How the GDPR and the CCPA impacted U.S. state regulations
Nevada’s privacy regulation, called Nevada Senate Bill 220, went into effect on October 1, 2019. This law is similar to the CCPA but with a few unique differences. Nevada’s regulation does not cover all service providers and is more lenient on financial institutions. Both the CCPA and Nevada’s privacy regulation requires businesses to come up with a process to verify the legitimacy of a consumer opt-out request and require businesses to respond to the request within 60 days.
In May 2019, New York created a privacy bill, the New York Privacy Act, which allows NY citizens to access, correct, delete and restrict their data from being shared with third parties. This bill includes provisions and obligations for data fiduciaries and the right for citizens to file a lawsuit against companies if they are injured as a result of a violation. This regulation also incentivizes consumers to sue or go after companies that lack compliance.
With California, Nevada, , New York and various other states introducing their own privacy regulations, it seems only a matter of time until the U.S. establishes a nationwide privacy regulation similar to the GDPR.
Federal Privacy Regulation – What is to come?
In 2019, lawmakers sponsored numerous federal data privacy laws including:
- The Filter Bubble Transparency Act;
- The Social Media Privacy Protection and Consumer Rights Act of 2019;
- The Do Not Track Act;
- The Designing Accounting Safeguards to Help Broaden Oversight and Regulations on Data (DASHBOARD) Act;
- The Balancing the Rights of Web Surfers Equally and Responsibly Act (BROWSER) Act; and
- Protecting Personal Health Data Act
Most notably, Senate Democrats introduced the Consumer Online Privacy Rights Act (COPRA) and Senate Republicans introduced the United States Consumer Data Privacy Act of 2019 (CDPR).
The COPRA and CDPR both span a wide range of privacy protections for U.S. consumers. Similar to CCPA and GDPR, both of these regulations would require organizations to obtain consent from individuals prior to collection, processing, or sharing their sensitive personal data. Both would also require organizations to:
- Provide clear and understandable privacy policies;
- Designate separate data privacy officers and data security officers;
- Conduct annual privacy risk assessments; and
- Prohibit organizations from attempting to restrict goods or services from individuals who seek to exercise their privacy rights.
Both regulations also have their own unique differences involving how “covered data” is defined and if other state regulations which provide a greater level of protection would still apply. Without being able to come to a clear consensus on how to protect consumer privacy rights, both of these regulations have failed to gain bipartisan support. Although neither regulation has passed, both of these acts prove that the U.S. is dedicated to establishing a nationwide data privacy regulation. The only question is … When?

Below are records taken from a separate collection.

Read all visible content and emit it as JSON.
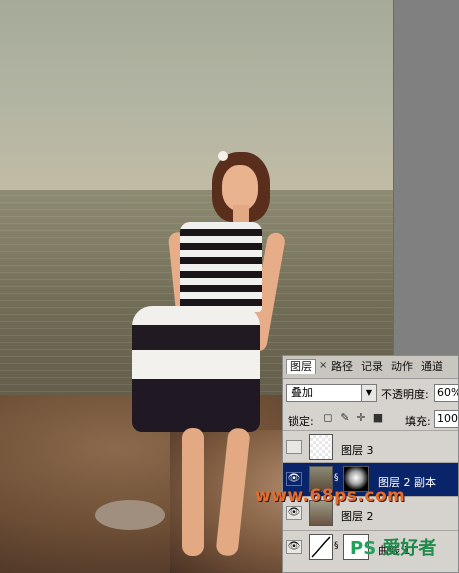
{
  "colors": {
    "panel_bg": "#d6d3ce",
    "selected_row": "#0a246a",
    "watermark_orange": "#e56b2e",
    "watermark_green": "#1fa35a"
  },
  "layers_panel": {
    "tabs": [
      {
        "label": "图层",
        "active": true
      },
      {
        "label": "路径"
      },
      {
        "label": "记录"
      },
      {
        "label": "动作"
      },
      {
        "label": "通道"
      }
    ],
    "close_glyph": "×",
    "blend_mode": "叠加",
    "opacity_label": "不透明度:",
    "opacity_value": "60%",
    "lock_label": "锁定:",
    "fill_label": "填充:",
    "fill_value": "100%",
    "layers": [
      {
        "name": "图层 3",
        "visible": false,
        "selected": false
      },
      {
        "name": "图层 2 副本",
        "visible": true,
        "selected": true,
        "has_mask": true
      },
      {
        "name": "图层 2",
        "visible": true,
        "selected": false
      },
      {
        "name": "曲线 1",
        "visible": true,
        "selected": false,
        "adjustment": true
      }
    ]
  },
  "watermarks": {
    "site": "www.68ps.com",
    "logo_text": "PS",
    "logo_suffix": "爱好者",
    "logo_url": "www.psahz.com"
  },
  "icons": {
    "eye": "eye-icon",
    "lock_transparent": "lock-transparent-icon",
    "lock_paint": "brush-icon",
    "lock_move": "move-icon",
    "lock_all": "padlock-icon",
    "link": "chain-link-icon",
    "dropdown": "chevron-down-icon"
  }
}
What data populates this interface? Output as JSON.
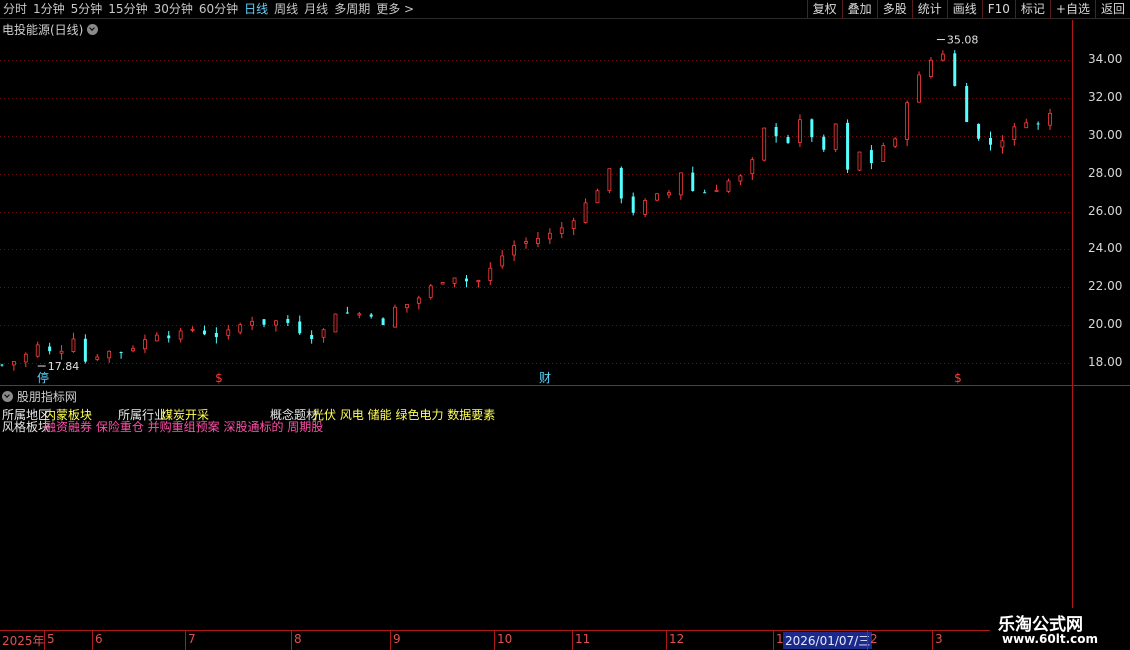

What can I do about this?
Depending on the organization and their information security platform, you should be able to determine what kind of information is being collected on you. For example, try going to myaccount.google.com. By navigating to the “Data & Personalization” tab, you can see all the data that Google has been collecting on you.
Lastly, it is important to consistently be on the lookout for any new privacy regulations. Conducting periodic compliance reviews, either internally or externally by an independent third-party, will help to determine if new regulations have been implemented which impact your organization.
Since the creation and implementation of regulations such as the GDPR and the CCPA, various state governments are taking proactive steps towards protecting consumer privacy rights. With recent data and privacy breaches impacting the lives of millions, governmental bodies have taken regulatory responsibilities away from private organizations. In order to properly protect individual privacy rights, reduce privacy risk and increase public trust, it is fair to assume that a national privacy regulation is right around the corner.